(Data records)
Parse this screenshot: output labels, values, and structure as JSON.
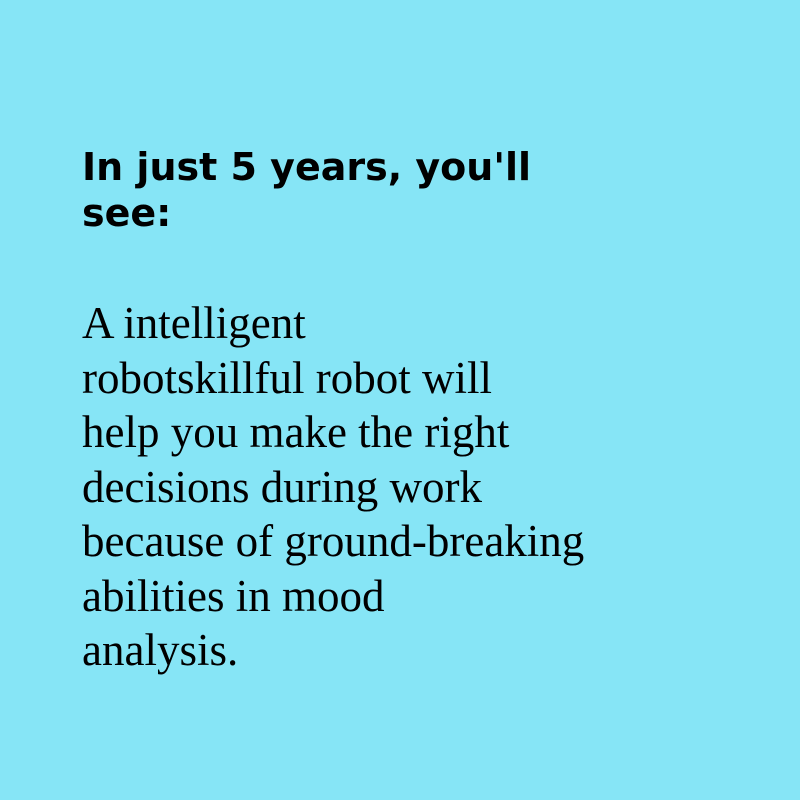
{
  "colors": {
    "background": "#86E5F6",
    "text": "#000000"
  },
  "heading": {
    "line1": "In just 5 years, you'll",
    "line2": "see:"
  },
  "body": {
    "lines": [
      "A intelligent",
      "robotskillful robot will",
      "help you make the right",
      "decisions during work",
      "because of ground-breaking",
      "abilities in mood",
      "analysis."
    ]
  }
}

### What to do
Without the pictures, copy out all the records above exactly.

### Output
Parse this screenshot: output labels, values, and structure as JSON.
{
  "colors": {
    "background": "#86E5F6",
    "text": "#000000"
  },
  "heading": {
    "line1": "In just 5 years, you'll",
    "line2": "see:"
  },
  "body": {
    "lines": [
      "A intelligent",
      "robotskillful robot will",
      "help you make the right",
      "decisions during work",
      "because of ground-breaking",
      "abilities in mood",
      "analysis."
    ]
  }
}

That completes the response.